I’m not saying there’s not good work being produced. There is. I just feel the recession and layoffs have forced the pace of newsroom innovation to slow to a crawl. I fear the brain drain at many newspapers, including my own, has left them frozen in place. Many papers simply do not have the staff or resources left to be competitive on two, let alone, three platforms anymore.

In the last round of layoffs at my newspaper, we lost many of the multimedia journalists who embraced the idea that the web would eventually become our main publishing platform. Talk of innovation has pretty much ceased at the grass roots level. Now, most in editorial are waiting for direction from higher powers to see what comes next.

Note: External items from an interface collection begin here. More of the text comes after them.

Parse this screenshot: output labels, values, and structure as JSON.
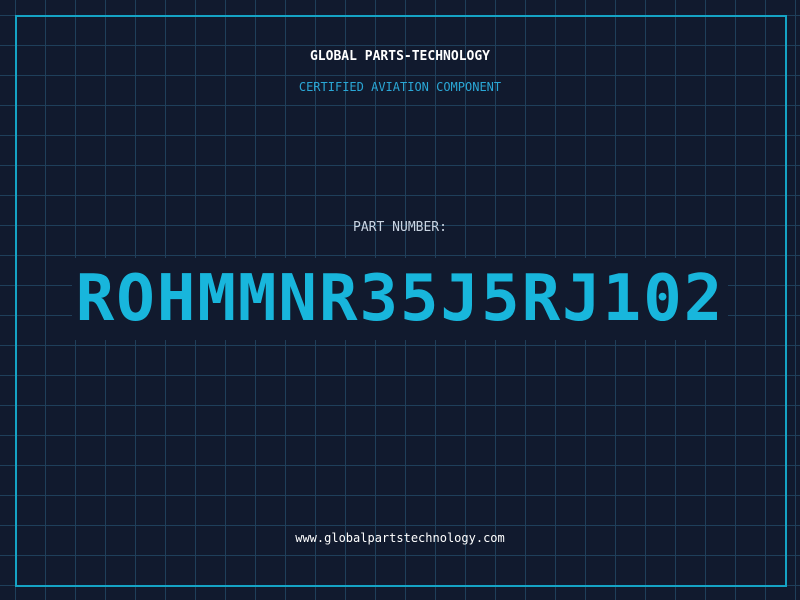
{
  "header": {
    "company_name": "GLOBAL PARTS-TECHNOLOGY",
    "tagline": "CERTIFIED AVIATION COMPONENT"
  },
  "part": {
    "label": "PART NUMBER:",
    "number": "ROHMMNR35J5RJ102"
  },
  "footer": {
    "website": "www.globalpartstechnology.com"
  },
  "colors": {
    "background": "#111a2e",
    "grid": "#1f3f5a",
    "accent": "#18b6dc",
    "frame": "#15a3c4"
  }
}
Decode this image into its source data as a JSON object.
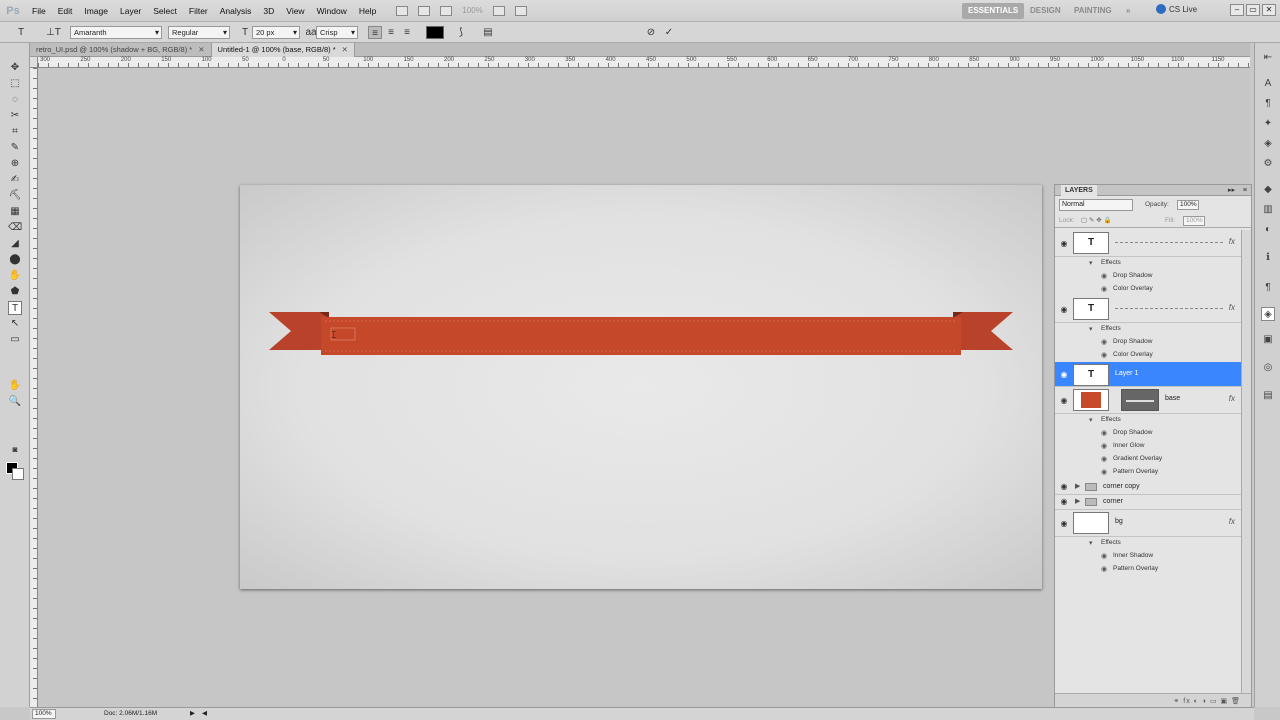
{
  "app": {
    "logo": "Ps"
  },
  "menu": [
    "File",
    "Edit",
    "Image",
    "Layer",
    "Select",
    "Filter",
    "Analysis",
    "3D",
    "View",
    "Window",
    "Help"
  ],
  "menu_zoom": "100%",
  "workspaces": {
    "essentials": "ESSENTIALS",
    "design": "DESIGN",
    "painting": "PAINTING",
    "more": "»"
  },
  "cs_live": "CS Live",
  "window_buttons": {
    "minimize": "–",
    "restore": "▭",
    "close": "✕"
  },
  "options": {
    "tool_glyph": "T",
    "orient_glyph": "⊥T",
    "font_family": "Amaranth",
    "font_style": "Regular",
    "size_glyph": "T",
    "font_size": "20 px",
    "aa_glyph": "aa",
    "antialias": "Crisp",
    "align_left": "≡",
    "align_center": "≡",
    "align_right": "≡",
    "text_color": "#000000",
    "warp": "⟆",
    "panels": "▤",
    "cancel": "⊘",
    "commit": "✓"
  },
  "tabs": [
    {
      "label": "retro_UI.psd @ 100% (shadow + BG, RGB/8) *",
      "close": "✕"
    },
    {
      "label": "Untitled-1 @ 100% (base, RGB/8) *",
      "close": "✕"
    }
  ],
  "rulers": {
    "h": [
      "300",
      "250",
      "200",
      "150",
      "100",
      "50",
      "0",
      "50",
      "100",
      "150",
      "200",
      "250",
      "300",
      "350",
      "400",
      "450",
      "500",
      "550",
      "600",
      "650",
      "700",
      "750",
      "800",
      "850",
      "900",
      "950",
      "1000",
      "1050",
      "1100",
      "1150"
    ]
  },
  "canvas": {
    "ribbon_color": "#c5482a",
    "ribbon_dark": "#8d2f1a",
    "cursor": "⌶"
  },
  "layers_panel": {
    "title": "LAYERS",
    "header_glyphs": {
      "collapse": "▸▸",
      "menu": "≡"
    },
    "blend_mode": "Normal",
    "opacity_label": "Opacity:",
    "opacity": "100%",
    "lock_label": "Lock:",
    "lock_icons": "▢ ✎ ✥ 🔒",
    "fill_label": "Fill:",
    "fill": "100%",
    "eye": "◉",
    "fx_badge": "fx",
    "fx_glyph": "◉",
    "effects_label": "Effects",
    "fx_effects_icon": "▾",
    "t_glyph": "T",
    "rows": [
      {
        "type": "layer",
        "name": "",
        "thumb": "T",
        "fx": true,
        "effects": [
          "Drop Shadow",
          "Color Overlay"
        ]
      },
      {
        "type": "layer",
        "name": "",
        "thumb": "T",
        "fx": true,
        "effects": [
          "Drop Shadow",
          "Color Overlay"
        ]
      },
      {
        "type": "layer",
        "name": "Layer 1",
        "thumb": "T",
        "selected": true,
        "effects": []
      },
      {
        "type": "layer",
        "name": "base",
        "thumb": "fill",
        "mask": true,
        "fx": true,
        "effects": [
          "Drop Shadow",
          "Inner Glow",
          "Gradient Overlay",
          "Pattern Overlay"
        ]
      },
      {
        "type": "group",
        "name": "corner copy"
      },
      {
        "type": "group",
        "name": "corner"
      },
      {
        "type": "layer",
        "name": "bg",
        "thumb": "blank",
        "fx": true,
        "effects": [
          "Inner Shadow",
          "Pattern Overlay"
        ]
      }
    ],
    "footer_icons": "⚭  fx  ◐  ◑  ▭  ▣  🗑"
  },
  "status": {
    "zoom": "100%",
    "doc": "Doc: 2.06M/1.16M",
    "nav": "▶",
    "left": "◀"
  },
  "tools": [
    "✥",
    "⬚",
    "◌",
    "✂",
    "⌗",
    "✎",
    "⊕",
    "✍",
    "⛏",
    "▦",
    "⌫",
    "◢",
    "⬤",
    "✋",
    "⬟",
    "T",
    "↖",
    "▭",
    "✋",
    "🔍"
  ],
  "dock_icons": [
    "A",
    "¶",
    "✦",
    "◈",
    "⚙",
    "◆",
    "▥",
    "◐",
    "ℹ",
    "¶",
    "◈",
    "▣",
    "◎",
    "▤"
  ]
}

As I sit in my supply closet video editing suite, surrounded by shelves of unused gear from laid off former co-workers, I wonder if the last five years of training myself to break the chains of legacy storytelling was all for naught. If tomorrow, I stopped shooting video, stopped being a cheerleader for multimedia, stopped asking for new features on our website, would anybody at my paper care? Would it be more of a relief to some that I was not challenging them to try new ways of storytelling? Perhaps. I’m sure some acquaint our former push to be web-centric as a cancer that has gone into remission. Me? I am constantly fighting the forces of negativity from an industry that seems to be in an endless tailspin of turmoil. I don’t brandish terms like “the printed newspaper is dead,” anymore. That just gets me eye rolls.  Most in our newsroom have retreated to focusing on our traditional print product that thankfully, for now, still pays our salaries.

I went from being part of one of the most innovative, forward thinking newsrooms in the country, to now taking a back seat in my out-of-sight supply closet. I feel frustration that mine and most other newspapers are not doing more to prepare for their digital futures. When I started this blog a year ago, I was so full of hope. Now that hope too, has been forced into unwelcome remission. Not totally gone mind you. I’m just going to wait this downturn out. You see, if I can survive the next future round of layoffs, I believe the need for innovative people and ideas will flow once again.  If not, I’m sure what ever rises from the ashes will need a visual journalist who can do it all.